* **Problem statement**
Where in the data below does the word "name" appear? Copy each line that holds it.

■ ■ ■

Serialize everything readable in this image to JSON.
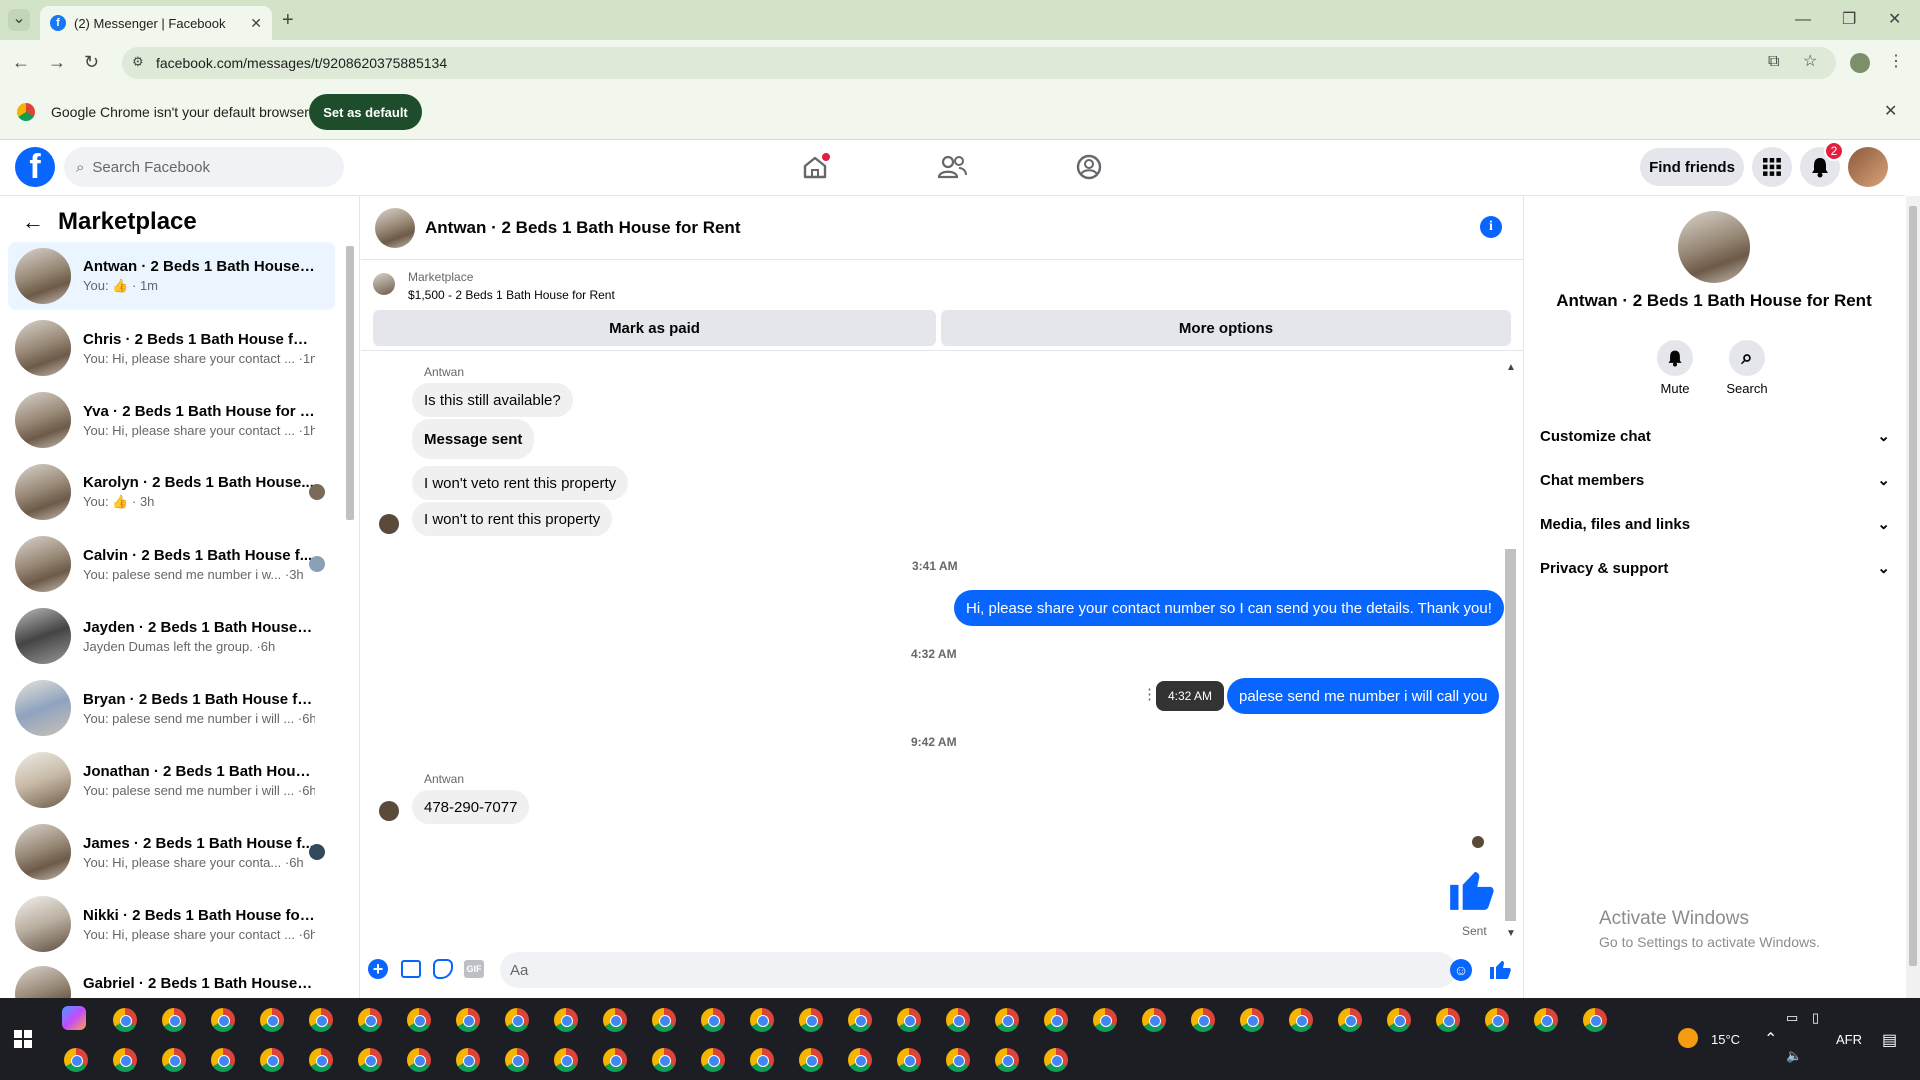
{
  "browser": {
    "tab_title": "(2) Messenger | Facebook",
    "url": "facebook.com/messages/t/9208620375885134",
    "infobar_text": "Google Chrome isn't your default browser",
    "infobar_button": "Set as default"
  },
  "fb_header": {
    "search_placeholder": "Search Facebook",
    "find_friends": "Find friends",
    "notification_count": "2"
  },
  "sidebar": {
    "title": "Marketplace",
    "chats": [
      {
        "name": "Antwan · 2 Beds 1 Bath House f...",
        "preview": "You:",
        "time": "1m",
        "selected": true,
        "like": true
      },
      {
        "name": "Chris · 2 Beds 1 Bath House for ...",
        "preview": "You: Hi, please share your contact ...",
        "time": "1m"
      },
      {
        "name": "Yva · 2 Beds 1 Bath House for Re...",
        "preview": "You: Hi, please share your contact ...",
        "time": "1h"
      },
      {
        "name": "Karolyn · 2 Beds 1 Bath House...",
        "preview": "You:",
        "time": "3h",
        "like": true
      },
      {
        "name": "Calvin · 2 Beds 1 Bath House f...",
        "preview": "You: palese send me number i w...",
        "time": "3h"
      },
      {
        "name": "Jayden · 2 Beds 1 Bath House fo...",
        "preview": "Jayden Dumas left the group.",
        "time": "6h"
      },
      {
        "name": "Bryan · 2 Beds 1 Bath House for ...",
        "preview": "You: palese send me number i will ...",
        "time": "6h"
      },
      {
        "name": "Jonathan · 2 Beds 1 Bath House ...",
        "preview": "You: palese send me number i will ...",
        "time": "6h"
      },
      {
        "name": "James · 2 Beds 1 Bath House f...",
        "preview": "You: Hi, please share your conta...",
        "time": "6h"
      },
      {
        "name": "Nikki · 2 Beds 1 Bath House for ...",
        "preview": "You: Hi, please share your contact ...",
        "time": "6h"
      },
      {
        "name": "Gabriel · 2 Beds 1 Bath House fo...",
        "preview": "",
        "time": ""
      }
    ]
  },
  "chat": {
    "title": "Antwan · 2 Beds 1 Bath House for Rent",
    "marketplace_label": "Marketplace",
    "listing": "$1,500 - 2 Beds 1 Bath House for Rent",
    "mark_paid": "Mark as paid",
    "more_options": "More options",
    "sender1": "Antwan",
    "msg1": "Is this still available?",
    "msg2": "Message sent",
    "msg3": "I won't veto rent this property",
    "msg4": "I won't to rent this property",
    "ts1": "3:41 AM",
    "msg5": "Hi, please share your contact number so I can send you the details. Thank you!",
    "ts2": "4:32 AM",
    "tooltip": "4:32 AM",
    "msg6": "palese send me number i will call you",
    "ts3": "9:42 AM",
    "sender2": "Antwan",
    "msg7": "478-290-7077",
    "sent_status": "Sent",
    "composer_placeholder": "Aa",
    "gif_label": "GIF"
  },
  "details": {
    "name": "Antwan · 2 Beds 1 Bath House for Rent",
    "mute": "Mute",
    "search": "Search",
    "sections": [
      "Customize chat",
      "Chat members",
      "Media, files and links",
      "Privacy & support"
    ]
  },
  "watermark": {
    "title": "Activate Windows",
    "subtitle": "Go to Settings to activate Windows."
  },
  "taskbar": {
    "temperature": "15°C",
    "language": "AFR"
  },
  "colors": {
    "fb_blue": "#0866ff",
    "chrome_green": "#1e4d2b",
    "selected_row": "#ebf5ff"
  }
}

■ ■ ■

* **Solution to this exercise**
        "name": "Antwan · 2 Beds 1 Bath House f...",
        "name": "Chris · 2 Beds 1 Bath House for ...",
        "name": "Yva · 2 Beds 1 Bath House for Re...",
        "name": "Karolyn · 2 Beds 1 Bath House...",
        "name": "Calvin · 2 Beds 1 Bath House f...",
        "name": "Jayden · 2 Beds 1 Bath House fo...",
        "name": "Bryan · 2 Beds 1 Bath House for ...",
        "name": "Jonathan · 2 Beds 1 Bath House ...",
        "name": "James · 2 Beds 1 Bath House f...",
        "name": "Nikki · 2 Beds 1 Bath House for ...",
        "name": "Gabriel · 2 Beds 1 Bath House fo...",
    "name": "Antwan · 2 Beds 1 Bath House for Rent",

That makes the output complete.